Exercise: Search the data for the string "zoom" and gather each line it is in.

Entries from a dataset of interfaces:
********
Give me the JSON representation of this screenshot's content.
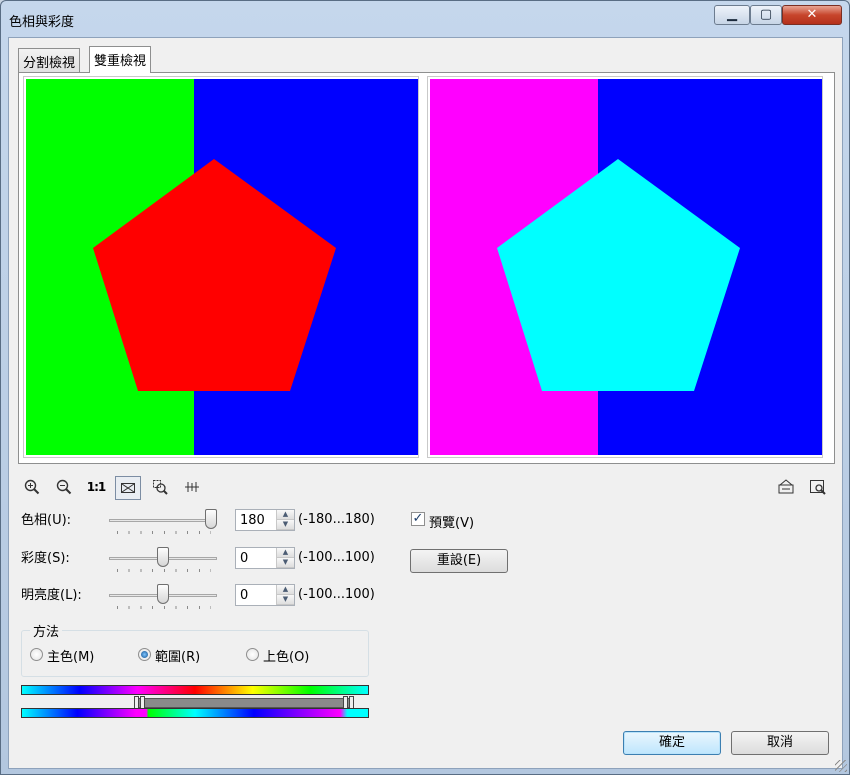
{
  "window": {
    "title": "色相與彩度",
    "minimize": "▁",
    "maximize": "▢",
    "close": "✕"
  },
  "tabs": [
    {
      "label": "分割檢視"
    },
    {
      "label": "雙重檢視"
    }
  ],
  "active_tab": 1,
  "preview": {
    "before": {
      "left_color": "#00ff00",
      "right_color": "#0000ff",
      "shape_color": "#ff0000"
    },
    "after": {
      "left_color": "#ff00ff",
      "right_color": "#0000ff",
      "shape_color": "#00ffff"
    }
  },
  "toolbar": {
    "zoom_in_icon": "zoom-in-icon",
    "zoom_out_icon": "zoom-out-icon",
    "actual_size_label": "1:1",
    "fit_icon": "fit-window-icon",
    "zoom_tool_icon": "zoom-tool-icon",
    "pan_icon": "pan-icon",
    "right_icons": [
      "layout-icon",
      "preview-window-icon"
    ]
  },
  "controls": {
    "hue": {
      "label": "色相(U):",
      "value": "180",
      "range": "(-180...180)",
      "level": 1.0
    },
    "saturation": {
      "label": "彩度(S):",
      "value": "0",
      "range": "(-100...100)",
      "level": 0.5
    },
    "lightness": {
      "label": "明亮度(L):",
      "value": "0",
      "range": "(-100...100)",
      "level": 0.5
    }
  },
  "preview_checkbox": {
    "label": "預覽(V)",
    "checked": true
  },
  "reset_button": "重設(E)",
  "method": {
    "legend": "方法",
    "options": [
      {
        "label": "主色(M)",
        "selected": false
      },
      {
        "label": "範圍(R)",
        "selected": true
      },
      {
        "label": "上色(O)",
        "selected": false
      }
    ]
  },
  "buttons": {
    "ok": "確定",
    "cancel": "取消"
  }
}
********
Result below:
    "zoom_in_icon": "zoom-in-icon",
    "zoom_out_icon": "zoom-out-icon",
    "zoom_tool_icon": "zoom-tool-icon",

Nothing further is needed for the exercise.